Speaking precisely about the so-called ‘transition commission’, he stressed: “I don’t know exactly what they are going to do but who cares? Who cares if they are ready to go that far! Suggesting the anticipation of the death of Fidel Castro stating that they will not simply wait to know what is the name of the person who would be the new president no, the say ‘we are going to act immediately, swiftly. Otto Reich even spoke of a ‘very speedy and violent transition’. He said that in a public statement in Washington”.
“That’ why we have to be concerned and prepared”.
Do you think it’s rhetoric or do you think they would actually do that? Somebody asked.
“We are not Americans. We only live in a small island, 90 miles from a big continental power going from the Atlantic to the Pacific, a nuclear power, and so on. That’s perhaps what makes the big difference between our perpectives. You do not come from the small island but from the big country. If you are from the small island, you have to take all those signals seriously. Without, of course, ignoring the possibility of demagogy. But we cannot play games with that. We can be destroyed in a matter of minutes. We don’t have the paraphernalia that the US has. And we are living in a world where that may happen”.
“In the old days, somebody could ask the Security Council to do something. Not any more. You simply push a button and begin attacking somebody else. There cannot be any doubt whatsoever that there are people who are working to achieve that, working for many years: the extremists from the Cuban exiled community. The terrorists, the most violent people that have been for years demonizing President Kennedy because he didn’t send the American troops at the Bay of Pigs. Just yesterday, in the Nuevo Herald from Miami, an article by Mr Agustin Tamargo, compared Cuba with Iraq. His conclusion is that Cuba is by far worst than Iraq! That the US should have acted before Iraq, not after. He said that in very explicit terms”.
The meeting ended a little later. The US editors – is this the usual way they act? – applauded Mr Alarcon.
And Mr Wilk thanked him with all his courtesy. They even went out of the room together and stopped for a photo in front of Jose Marti’s bust in the lobby and then stopped again for another one on the sunny Plaza de Armas, with some members of the group and AP’s correspondent Anita Snow. Everybody was in a great mood. The threat of war was over. At least on this Plaza, with the pigeons walking around, suddenly looking like doves.

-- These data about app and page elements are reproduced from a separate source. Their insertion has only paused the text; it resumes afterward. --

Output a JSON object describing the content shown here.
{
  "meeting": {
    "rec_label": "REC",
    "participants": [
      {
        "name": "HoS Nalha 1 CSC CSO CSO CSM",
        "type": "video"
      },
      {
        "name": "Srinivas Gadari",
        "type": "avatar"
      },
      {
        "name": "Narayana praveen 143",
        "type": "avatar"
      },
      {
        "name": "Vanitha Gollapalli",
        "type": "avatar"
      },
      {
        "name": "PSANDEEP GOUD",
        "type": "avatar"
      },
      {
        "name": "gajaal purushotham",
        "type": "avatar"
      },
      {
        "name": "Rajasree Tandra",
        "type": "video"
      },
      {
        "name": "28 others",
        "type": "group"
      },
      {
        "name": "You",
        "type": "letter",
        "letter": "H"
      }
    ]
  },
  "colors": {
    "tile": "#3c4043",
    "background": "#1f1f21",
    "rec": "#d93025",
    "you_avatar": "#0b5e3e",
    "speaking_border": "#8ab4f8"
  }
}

Mr Alarcon then sat down in his blue Lada. Just beside the driver. The Lada sped away. Forget the motorcade. We are in Havana after all.
JEAN-GUY ALLARD is a writer living in Havana.